This time, I slept the whole way back. Simon and I went to the Seoul area where I had been staying with Dee. The three of us went out for some grilled pork and beer. Yummy yummy, we grabbed my bags, said goodbye and thanks to Dee and headed down to Suwon. At this point, I was beginning to think I over packed, to which Simon concurred. I crashed with him on his floor that night, woke up and headed to Youngtong (my area of Suwon), went to my school, met the staff and the principal and saw my new desk. Afterward, the whole faculty (never really thought I'd be apart of that group) went out for a giant lunch of beef Galbi (galbi is where you grill it yourself on the table...funnest meal ever), the beef is is quite pricey so I haven't had it yet, but man, it was so good.
I keep eating these delicious meals and am fearful to eat something similar anywhere else for fear of disappointment. The meat kept coming and kept coming, then the soup, and all of the delicious side dishes that accompany every meal. Tons of fun...
After that, my teaching assistant informed me that my apartment was ready and I could move in. Yay!!! Finally, no more floors, no more love motels, no more bathhouses...my very own bed with a pillow, comfortable sheets, how could I handle this...am I ready for a bed? It's been so long, maybe I'll still sleep on the floor...haha - So we went to check it out. It's quaint, rather small. I've definitely seen bigger dorm rooms, but it's my new home and will be for quite some time. So like any good person I smiled and said thanks for the help.

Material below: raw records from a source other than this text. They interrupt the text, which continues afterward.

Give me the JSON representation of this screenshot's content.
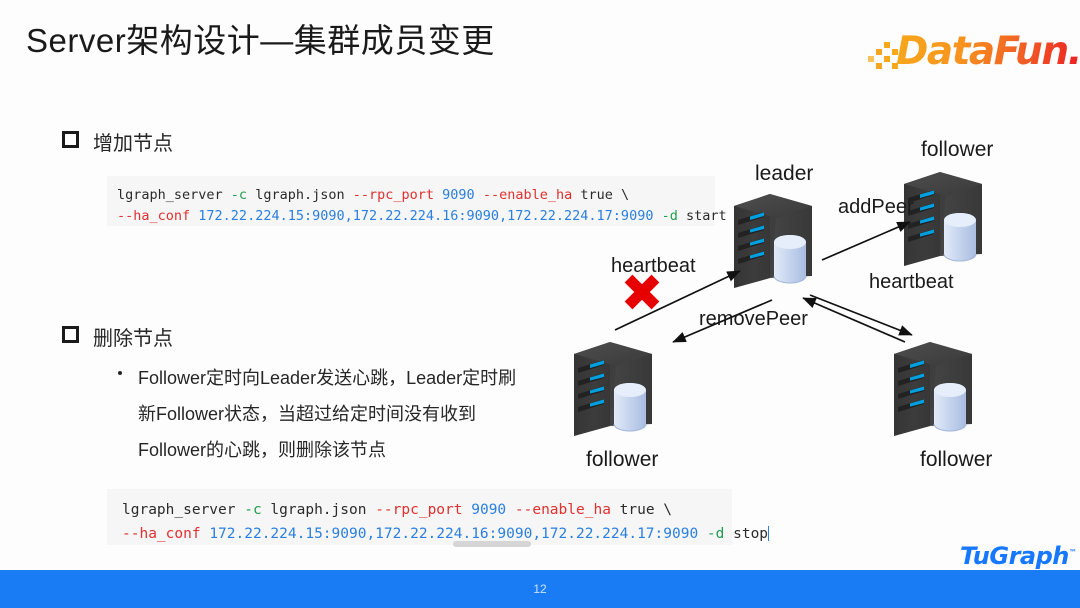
{
  "slide": {
    "title": "Server架构设计—集群成员变更",
    "page_number": "12",
    "background_color": "#fdfdfd",
    "footer_color": "#1a7cf5"
  },
  "brand": {
    "datafun_logo_text": "DataFun.",
    "datafun_icon": "pixel-dots-icon",
    "tugraph_logo_text": "TuGraph",
    "tugraph_tm": "™",
    "tugraph_color": "#1677ff"
  },
  "sections": {
    "add_node": {
      "bullet_label": "增加节点",
      "bullet_icon": "hollow-square-bullet"
    },
    "delete_node": {
      "bullet_label": "删除节点",
      "bullet_icon": "hollow-square-bullet",
      "sub_bullet_icon": "round-dot-bullet",
      "sub_lines": [
        "Follower定时向Leader发送心跳，Leader定时刷",
        "新Follower状态，当超过给定时间没有收到",
        "Follower的心跳，则删除该节点"
      ]
    }
  },
  "code_blocks": [
    {
      "id": "start-command",
      "lines": [
        [
          {
            "t": "lgraph_server ",
            "c": "plain"
          },
          {
            "t": "-c",
            "c": "green"
          },
          {
            "t": " lgraph.json ",
            "c": "plain"
          },
          {
            "t": "--rpc_port",
            "c": "red"
          },
          {
            "t": " ",
            "c": "plain"
          },
          {
            "t": "9090",
            "c": "blue"
          },
          {
            "t": " ",
            "c": "plain"
          },
          {
            "t": "--enable_ha",
            "c": "red"
          },
          {
            "t": " true \\",
            "c": "plain"
          }
        ],
        [
          {
            "t": "--ha_conf",
            "c": "red"
          },
          {
            "t": " ",
            "c": "plain"
          },
          {
            "t": "172.22.224.15:9090,172.22.224.16:9090,172.22.224.17:9090",
            "c": "blue"
          },
          {
            "t": " ",
            "c": "plain"
          },
          {
            "t": "-d",
            "c": "green"
          },
          {
            "t": " start",
            "c": "plain"
          }
        ]
      ]
    },
    {
      "id": "stop-command",
      "lines": [
        [
          {
            "t": "lgraph_server ",
            "c": "plain"
          },
          {
            "t": "-c",
            "c": "green"
          },
          {
            "t": " lgraph.json ",
            "c": "plain"
          },
          {
            "t": "--rpc_port",
            "c": "red"
          },
          {
            "t": " ",
            "c": "plain"
          },
          {
            "t": "9090",
            "c": "blue"
          },
          {
            "t": " ",
            "c": "plain"
          },
          {
            "t": "--enable_ha",
            "c": "red"
          },
          {
            "t": " true \\",
            "c": "plain"
          }
        ],
        [
          {
            "t": "--ha_conf",
            "c": "red"
          },
          {
            "t": " ",
            "c": "plain"
          },
          {
            "t": "172.22.224.15:9090,172.22.224.16:9090,172.22.224.17:9090",
            "c": "blue"
          },
          {
            "t": " ",
            "c": "plain"
          },
          {
            "t": "-d",
            "c": "green"
          },
          {
            "t": " stop",
            "c": "plain"
          }
        ]
      ],
      "has_text_caret": true
    }
  ],
  "diagram": {
    "nodes": [
      {
        "id": "leader",
        "label": "leader",
        "role": "leader"
      },
      {
        "id": "follower-tr",
        "label": "follower",
        "role": "follower"
      },
      {
        "id": "follower-bl",
        "label": "follower",
        "role": "follower"
      },
      {
        "id": "follower-br",
        "label": "follower",
        "role": "follower"
      }
    ],
    "edges": [
      {
        "id": "addpeer",
        "label": "addPeer",
        "from": "leader",
        "to": "follower-tr"
      },
      {
        "id": "removepeer",
        "label": "removePeer",
        "from": "leader",
        "to": "follower-bl"
      },
      {
        "id": "heartbeat-1",
        "label": "heartbeat",
        "from": "follower-bl",
        "to": "leader",
        "blocked": true
      },
      {
        "id": "heartbeat-2",
        "label": "heartbeat",
        "from": "follower-br",
        "to": "leader"
      }
    ],
    "blocked_marker": {
      "icon": "red-x-icon",
      "color": "#e60000"
    },
    "server_colors": {
      "body": "#3d3d3d",
      "led": "#00a0e0",
      "disk": "#c3d2ec"
    }
  }
}
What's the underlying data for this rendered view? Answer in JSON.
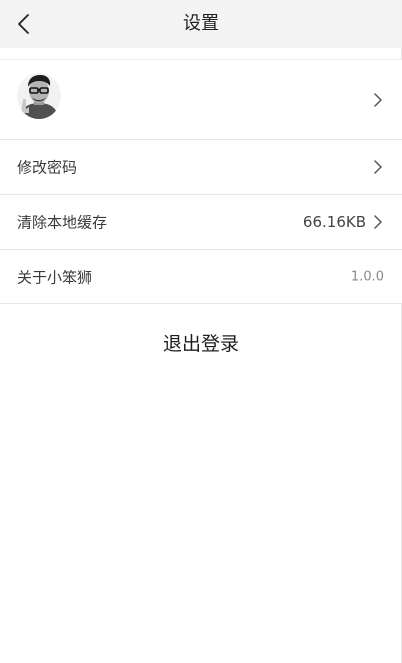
{
  "header": {
    "title": "设置",
    "back_icon": "chevron-left-icon"
  },
  "profile": {
    "avatar_icon": "user-avatar",
    "chevron_icon": "chevron-right-icon"
  },
  "settings": {
    "change_password": {
      "label": "修改密码"
    },
    "clear_cache": {
      "label": "清除本地缓存",
      "value": "66.16KB"
    },
    "about": {
      "label": "关于小笨狮",
      "value": "1.0.0"
    }
  },
  "logout": {
    "label": "退出登录"
  },
  "colors": {
    "header_bg": "#f4f4f4",
    "divider": "#e8e8e8",
    "text_primary": "#333333",
    "text_secondary": "#8a8a8a"
  }
}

So, a few quick disappointments. No bedsheets, no blanket, no pillow, no oven, smelly kitchen, tiny bathroom, thin walls with noisy neighbors, air force base is relatively close by, internet nonexistent by day and spotty at night, no cable, iron but no ironing board, can't figure out the heater, water takes ten minutes to warm up and I was told the A/C basically doesn't work (which isn't a problem yet, but I imagine I will not be impressed during the humid and hot summer)...other than that it's great. I've got a couch with pillows and the kitchen, equipped with a cold fridge, microwave, toaster, a gas stove, a washing machine and running water, has a sliding door to it to close off the funky smell. I've got adequate closet space to hold my clothes and suitcases and there is a small shelf for miscellaneous crap. It's maybe a 15 minutes walk to my school and then an additional ten minutes to the downtown area where you can find most everything.
So I think at this point, I am ready to take on 120 kids per day...as long as I get through the first day...